==== RECORDS TO PROCESS ====
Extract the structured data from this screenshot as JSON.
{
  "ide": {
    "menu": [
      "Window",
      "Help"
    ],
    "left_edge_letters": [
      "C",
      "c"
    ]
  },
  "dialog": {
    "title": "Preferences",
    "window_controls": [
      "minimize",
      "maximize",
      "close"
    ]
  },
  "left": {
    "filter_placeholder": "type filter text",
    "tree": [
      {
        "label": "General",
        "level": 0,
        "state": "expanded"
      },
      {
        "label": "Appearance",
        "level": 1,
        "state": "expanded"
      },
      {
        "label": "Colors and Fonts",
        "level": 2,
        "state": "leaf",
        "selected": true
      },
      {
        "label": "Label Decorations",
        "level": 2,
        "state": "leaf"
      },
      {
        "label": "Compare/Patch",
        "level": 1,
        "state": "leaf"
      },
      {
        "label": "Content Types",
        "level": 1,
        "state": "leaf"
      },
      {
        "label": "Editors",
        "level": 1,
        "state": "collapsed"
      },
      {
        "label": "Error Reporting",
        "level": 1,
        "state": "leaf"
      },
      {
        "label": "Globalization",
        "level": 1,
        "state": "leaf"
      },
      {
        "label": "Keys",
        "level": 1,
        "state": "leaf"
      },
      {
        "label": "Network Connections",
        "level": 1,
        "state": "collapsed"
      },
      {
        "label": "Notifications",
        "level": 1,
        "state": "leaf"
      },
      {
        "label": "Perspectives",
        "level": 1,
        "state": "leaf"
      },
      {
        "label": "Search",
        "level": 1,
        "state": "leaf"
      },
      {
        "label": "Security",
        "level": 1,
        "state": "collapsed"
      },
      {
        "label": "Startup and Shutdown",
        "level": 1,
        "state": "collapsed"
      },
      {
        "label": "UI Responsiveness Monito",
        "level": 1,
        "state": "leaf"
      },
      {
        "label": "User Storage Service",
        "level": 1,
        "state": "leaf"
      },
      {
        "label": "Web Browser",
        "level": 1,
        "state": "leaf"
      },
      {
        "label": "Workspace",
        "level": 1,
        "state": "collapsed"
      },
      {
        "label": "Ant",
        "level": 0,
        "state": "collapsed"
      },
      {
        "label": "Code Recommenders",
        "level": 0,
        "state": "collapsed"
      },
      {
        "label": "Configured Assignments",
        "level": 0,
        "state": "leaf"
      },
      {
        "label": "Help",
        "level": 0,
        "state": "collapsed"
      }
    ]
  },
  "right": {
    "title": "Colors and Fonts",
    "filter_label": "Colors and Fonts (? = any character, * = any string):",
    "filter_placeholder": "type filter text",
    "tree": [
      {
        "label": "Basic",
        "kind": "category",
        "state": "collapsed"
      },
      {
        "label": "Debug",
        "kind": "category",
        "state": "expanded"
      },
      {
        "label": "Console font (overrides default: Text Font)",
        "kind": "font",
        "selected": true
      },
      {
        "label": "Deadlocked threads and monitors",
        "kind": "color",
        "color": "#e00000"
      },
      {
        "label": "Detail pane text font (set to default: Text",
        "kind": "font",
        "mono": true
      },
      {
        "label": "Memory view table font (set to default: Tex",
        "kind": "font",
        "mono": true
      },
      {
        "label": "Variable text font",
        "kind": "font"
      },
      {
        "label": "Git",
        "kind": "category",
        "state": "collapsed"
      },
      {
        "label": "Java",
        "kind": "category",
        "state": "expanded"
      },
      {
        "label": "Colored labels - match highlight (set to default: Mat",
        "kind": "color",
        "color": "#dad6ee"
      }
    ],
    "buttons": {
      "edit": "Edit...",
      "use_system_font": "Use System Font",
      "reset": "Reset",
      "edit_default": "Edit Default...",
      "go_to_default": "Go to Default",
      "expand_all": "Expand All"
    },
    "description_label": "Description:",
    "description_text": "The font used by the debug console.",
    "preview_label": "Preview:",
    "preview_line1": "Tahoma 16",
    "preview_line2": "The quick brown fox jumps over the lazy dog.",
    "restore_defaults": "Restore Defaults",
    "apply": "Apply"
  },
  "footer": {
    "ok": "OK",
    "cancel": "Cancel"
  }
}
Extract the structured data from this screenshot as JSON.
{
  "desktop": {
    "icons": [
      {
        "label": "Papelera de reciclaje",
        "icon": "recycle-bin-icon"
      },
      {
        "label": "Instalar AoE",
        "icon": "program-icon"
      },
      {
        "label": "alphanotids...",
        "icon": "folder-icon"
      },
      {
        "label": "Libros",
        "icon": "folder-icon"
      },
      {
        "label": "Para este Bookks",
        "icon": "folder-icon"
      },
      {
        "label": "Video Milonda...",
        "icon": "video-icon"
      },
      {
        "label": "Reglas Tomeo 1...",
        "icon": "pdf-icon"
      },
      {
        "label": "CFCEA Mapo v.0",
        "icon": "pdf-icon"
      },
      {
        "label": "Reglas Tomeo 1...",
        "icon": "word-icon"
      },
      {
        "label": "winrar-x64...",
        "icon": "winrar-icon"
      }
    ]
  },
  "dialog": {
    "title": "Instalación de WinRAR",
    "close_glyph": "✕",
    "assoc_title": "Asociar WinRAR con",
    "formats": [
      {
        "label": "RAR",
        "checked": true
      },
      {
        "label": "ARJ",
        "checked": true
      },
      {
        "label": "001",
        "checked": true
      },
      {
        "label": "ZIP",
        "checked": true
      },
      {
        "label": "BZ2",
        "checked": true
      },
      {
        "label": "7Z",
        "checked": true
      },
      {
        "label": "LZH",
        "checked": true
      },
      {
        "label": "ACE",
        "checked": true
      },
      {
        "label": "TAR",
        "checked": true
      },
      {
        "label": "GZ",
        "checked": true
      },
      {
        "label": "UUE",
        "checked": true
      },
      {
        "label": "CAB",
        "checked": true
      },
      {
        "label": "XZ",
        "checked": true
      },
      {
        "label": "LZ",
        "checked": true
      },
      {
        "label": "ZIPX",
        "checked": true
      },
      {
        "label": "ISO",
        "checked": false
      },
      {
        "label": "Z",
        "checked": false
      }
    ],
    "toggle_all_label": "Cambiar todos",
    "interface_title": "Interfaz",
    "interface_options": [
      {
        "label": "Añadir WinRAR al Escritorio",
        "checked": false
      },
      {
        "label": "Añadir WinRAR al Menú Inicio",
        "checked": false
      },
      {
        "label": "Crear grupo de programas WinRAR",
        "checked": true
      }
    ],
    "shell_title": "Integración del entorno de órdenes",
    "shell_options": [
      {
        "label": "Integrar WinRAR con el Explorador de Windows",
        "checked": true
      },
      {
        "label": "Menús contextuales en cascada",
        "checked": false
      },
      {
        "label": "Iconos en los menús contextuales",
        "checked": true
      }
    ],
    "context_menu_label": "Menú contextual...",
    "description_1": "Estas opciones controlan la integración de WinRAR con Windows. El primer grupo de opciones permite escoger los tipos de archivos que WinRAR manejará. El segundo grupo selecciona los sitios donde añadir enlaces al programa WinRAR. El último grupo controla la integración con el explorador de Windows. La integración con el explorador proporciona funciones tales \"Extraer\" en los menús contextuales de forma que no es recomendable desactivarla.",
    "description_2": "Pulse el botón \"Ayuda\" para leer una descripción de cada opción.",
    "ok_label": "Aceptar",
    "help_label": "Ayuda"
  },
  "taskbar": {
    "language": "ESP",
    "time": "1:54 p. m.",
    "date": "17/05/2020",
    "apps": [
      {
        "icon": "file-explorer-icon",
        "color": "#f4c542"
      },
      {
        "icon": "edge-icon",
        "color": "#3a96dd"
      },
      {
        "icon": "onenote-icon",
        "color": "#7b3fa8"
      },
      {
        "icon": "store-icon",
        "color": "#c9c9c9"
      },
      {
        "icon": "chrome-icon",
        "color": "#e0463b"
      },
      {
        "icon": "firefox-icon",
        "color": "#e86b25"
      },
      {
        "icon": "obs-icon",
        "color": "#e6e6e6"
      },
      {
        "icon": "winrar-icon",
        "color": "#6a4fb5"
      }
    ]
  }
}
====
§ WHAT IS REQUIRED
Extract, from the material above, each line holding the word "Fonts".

§ EXERCISE ANSWER
        "label": "Colors and Fonts",
    "title": "Colors and Fonts",
    "filter_label": "Colors and Fonts (? = any character, * = any string):",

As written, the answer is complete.